In the release function, the beneficiary is unnecessarily declared as payable, even though there is no Ether transfer involved. This is redundant and can be removed for clarity.

Score
Recommendation

Remove the payable keyword from the beneficiary declaration in the release function.



Remediation Plan

ACKNOWLEDGED: The XHype team acknowledged this finding.

7.6 Missing period verification

// Informational

Description

In the createVestingSchedule function, there is no check to ensure that _slicePeriodSeconds is not greater than the vesting duration. If _slicePeriodSeconds is greater than the duration, the vestedAmount will always be zero until the full duration has passed, causing the tokens to be released only at the end of the vesting period. This behavior defeats the purpose of having periodic vesting slices.

Score
Recommendation
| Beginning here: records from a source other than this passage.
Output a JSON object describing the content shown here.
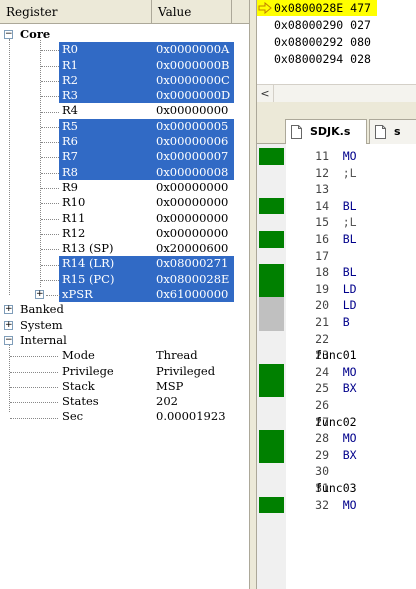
{
  "registers": {
    "header": {
      "name": "Register",
      "value": "Value"
    },
    "groups": {
      "core": "Core",
      "banked": "Banked",
      "system": "System",
      "internal": "Internal"
    },
    "core": [
      {
        "name": "R0",
        "value": "0x0000000A",
        "selected": true
      },
      {
        "name": "R1",
        "value": "0x0000000B",
        "selected": true
      },
      {
        "name": "R2",
        "value": "0x0000000C",
        "selected": true
      },
      {
        "name": "R3",
        "value": "0x0000000D",
        "selected": true
      },
      {
        "name": "R4",
        "value": "0x00000000",
        "selected": false
      },
      {
        "name": "R5",
        "value": "0x00000005",
        "selected": true
      },
      {
        "name": "R6",
        "value": "0x00000006",
        "selected": true
      },
      {
        "name": "R7",
        "value": "0x00000007",
        "selected": true
      },
      {
        "name": "R8",
        "value": "0x00000008",
        "selected": true
      },
      {
        "name": "R9",
        "value": "0x00000000",
        "selected": false
      },
      {
        "name": "R10",
        "value": "0x00000000",
        "selected": false
      },
      {
        "name": "R11",
        "value": "0x00000000",
        "selected": false
      },
      {
        "name": "R12",
        "value": "0x00000000",
        "selected": false
      },
      {
        "name": "R13 (SP)",
        "value": "0x20000600",
        "selected": false
      },
      {
        "name": "R14 (LR)",
        "value": "0x08000271",
        "selected": true
      },
      {
        "name": "R15 (PC)",
        "value": "0x0800028E",
        "selected": true
      },
      {
        "name": "xPSR",
        "value": "0x61000000",
        "selected": true
      }
    ],
    "internal": [
      {
        "name": "Mode",
        "value": "Thread"
      },
      {
        "name": "Privilege",
        "value": "Privileged"
      },
      {
        "name": "Stack",
        "value": "MSP"
      },
      {
        "name": "States",
        "value": "202"
      },
      {
        "name": "Sec",
        "value": "0.00001923"
      }
    ]
  },
  "disassembly": {
    "lines": [
      {
        "text": "0x0800028E 477",
        "current": true
      },
      {
        "text": "0x08000290 027",
        "current": false
      },
      {
        "text": "0x08000292 080",
        "current": false
      },
      {
        "text": "0x08000294 028",
        "current": false
      }
    ],
    "scroll_left": "<"
  },
  "tabs": [
    {
      "label": "SDJK.s",
      "active": true
    },
    {
      "label": "s",
      "active": false
    }
  ],
  "editor": {
    "lines": [
      {
        "num": "11",
        "text": "    MO",
        "kind": "code",
        "mark": "green"
      },
      {
        "num": "12",
        "text": "    ;L",
        "kind": "cmt",
        "mark": "none"
      },
      {
        "num": "13",
        "text": "",
        "kind": "code",
        "mark": "none"
      },
      {
        "num": "14",
        "text": "    BL",
        "kind": "code",
        "mark": "green"
      },
      {
        "num": "15",
        "text": "    ;L",
        "kind": "cmt",
        "mark": "none"
      },
      {
        "num": "16",
        "text": "    BL",
        "kind": "code",
        "mark": "green"
      },
      {
        "num": "17",
        "text": "",
        "kind": "code",
        "mark": "none"
      },
      {
        "num": "18",
        "text": "    BL",
        "kind": "code",
        "mark": "green"
      },
      {
        "num": "19",
        "text": "    LD",
        "kind": "code",
        "mark": "green"
      },
      {
        "num": "20",
        "text": "    LD",
        "kind": "code",
        "mark": "gray"
      },
      {
        "num": "21",
        "text": "    B",
        "kind": "code",
        "mark": "gray"
      },
      {
        "num": "22",
        "text": "",
        "kind": "code",
        "mark": "none"
      },
      {
        "num": "23",
        "text": "func01",
        "kind": "lbl",
        "mark": "none"
      },
      {
        "num": "24",
        "text": "    MO",
        "kind": "code",
        "mark": "green"
      },
      {
        "num": "25",
        "text": "    BX",
        "kind": "code",
        "mark": "green"
      },
      {
        "num": "26",
        "text": "",
        "kind": "code",
        "mark": "none"
      },
      {
        "num": "27",
        "text": "func02",
        "kind": "lbl",
        "mark": "none"
      },
      {
        "num": "28",
        "text": "    MO",
        "kind": "code",
        "mark": "green"
      },
      {
        "num": "29",
        "text": "    BX",
        "kind": "code",
        "mark": "green"
      },
      {
        "num": "30",
        "text": "",
        "kind": "code",
        "mark": "none"
      },
      {
        "num": "31",
        "text": "func03",
        "kind": "lbl",
        "mark": "none"
      },
      {
        "num": "32",
        "text": "    MO",
        "kind": "code",
        "mark": "green"
      }
    ]
  },
  "colors": {
    "selection": "#316ac5",
    "current_line": "#ffff00",
    "exec_mark": "#008000",
    "partial_mark": "#c0c0c0"
  }
}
Add a check to ensure that _slicePeriodSeconds is not greater than the duration when creating a vesting schedule. Additionally, consider setting an appropriate maximum value for _slicePeriodSeconds, such as 1 week or 1 day, depending on the desired vesting frequency.



Remediation Plan

ACKNOWLEDGED: The XHype team acknowledged this finding.

References

Halborn strongly recommends conducting a follow-up assessment of the project either within six months or immediately following any material changes to the codebase, whichever comes first. This approach is crucial for maintaining the project’s integrity and addressing potential vulnerabilities introduced by code modifications.